Sources: M. Kashtshevatski, in Prolit (Kharkov) (March-April 1930); H. R. (Remenik), in Prolit (September-October 1931); A. Abtshuk, Etyudn un materialn tsu der geshikhte fun der yidisher literatur bavegung in FSRR (Studies and material for the history of the Yiddish literature movement in the Soviet Union) (Kharkov, 1934), p. 336; Y. Bronshteyn, Sheferishe problemen fun der yidisher sovetisher poezye (Creative problems in Soviet Yiddish poetry) (Minsk, 1936), p. 59; A. Druker, in Yunge gvardye (Kharkov) 25 (1935); H. G. in Proletarishe pen (Kiev) 46 (1935); H. Vaynraykh, Blut af der zun (Blood on the sun) (New York, 1950), pp. 51, 194-95.
Khayim Leyb Fuks

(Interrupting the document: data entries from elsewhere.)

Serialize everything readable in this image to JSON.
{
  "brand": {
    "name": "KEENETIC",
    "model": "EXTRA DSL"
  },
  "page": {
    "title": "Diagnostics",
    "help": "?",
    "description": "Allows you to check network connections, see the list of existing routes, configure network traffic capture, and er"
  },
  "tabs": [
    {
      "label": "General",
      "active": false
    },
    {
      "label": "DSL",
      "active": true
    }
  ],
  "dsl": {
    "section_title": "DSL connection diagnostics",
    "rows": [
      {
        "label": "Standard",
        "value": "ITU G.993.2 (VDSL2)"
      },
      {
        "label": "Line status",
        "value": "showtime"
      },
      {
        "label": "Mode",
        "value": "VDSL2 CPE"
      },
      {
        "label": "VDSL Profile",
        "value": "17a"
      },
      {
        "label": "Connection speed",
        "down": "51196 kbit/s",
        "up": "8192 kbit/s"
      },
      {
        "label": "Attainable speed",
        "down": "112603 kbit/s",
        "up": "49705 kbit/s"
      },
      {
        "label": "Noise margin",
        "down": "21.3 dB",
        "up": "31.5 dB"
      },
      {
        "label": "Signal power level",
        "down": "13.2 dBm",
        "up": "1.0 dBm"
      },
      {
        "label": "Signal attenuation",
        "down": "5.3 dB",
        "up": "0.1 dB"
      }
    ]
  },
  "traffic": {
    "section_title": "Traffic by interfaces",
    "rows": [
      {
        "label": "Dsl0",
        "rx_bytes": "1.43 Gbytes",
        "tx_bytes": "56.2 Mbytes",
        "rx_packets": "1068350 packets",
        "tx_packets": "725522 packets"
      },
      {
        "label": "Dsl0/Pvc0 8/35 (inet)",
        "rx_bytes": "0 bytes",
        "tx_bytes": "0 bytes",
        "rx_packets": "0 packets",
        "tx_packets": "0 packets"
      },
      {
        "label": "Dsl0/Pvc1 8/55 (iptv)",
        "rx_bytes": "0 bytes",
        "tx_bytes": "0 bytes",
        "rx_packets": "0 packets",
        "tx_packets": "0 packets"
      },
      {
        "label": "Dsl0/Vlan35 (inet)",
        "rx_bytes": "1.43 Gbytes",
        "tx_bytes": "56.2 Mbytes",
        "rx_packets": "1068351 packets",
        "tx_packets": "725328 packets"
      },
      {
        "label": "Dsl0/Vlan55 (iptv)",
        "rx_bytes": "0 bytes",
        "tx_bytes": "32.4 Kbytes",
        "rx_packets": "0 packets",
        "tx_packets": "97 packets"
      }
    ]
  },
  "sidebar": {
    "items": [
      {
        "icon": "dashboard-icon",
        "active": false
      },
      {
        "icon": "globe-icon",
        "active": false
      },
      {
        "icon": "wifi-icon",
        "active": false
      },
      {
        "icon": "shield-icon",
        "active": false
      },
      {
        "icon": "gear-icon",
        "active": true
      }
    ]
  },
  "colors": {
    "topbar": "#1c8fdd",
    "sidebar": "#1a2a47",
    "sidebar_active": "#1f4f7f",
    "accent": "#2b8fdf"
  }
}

[Additional information from: Berl Kagan, comp., Leksikon fun yidish-shraybers (Biographical dictionary of Yiddish writers) (New York, 1986), col. 295; and Chaim Beider, Leksikon fun yidishe shrayber in ratn-farband (Biographical dictionary of Yiddish writers in the Soviet Union), ed. Boris Sandler and Gennady Estraikh (New York: Congress for Jewish Culture, Inc., 2011), p. 174.]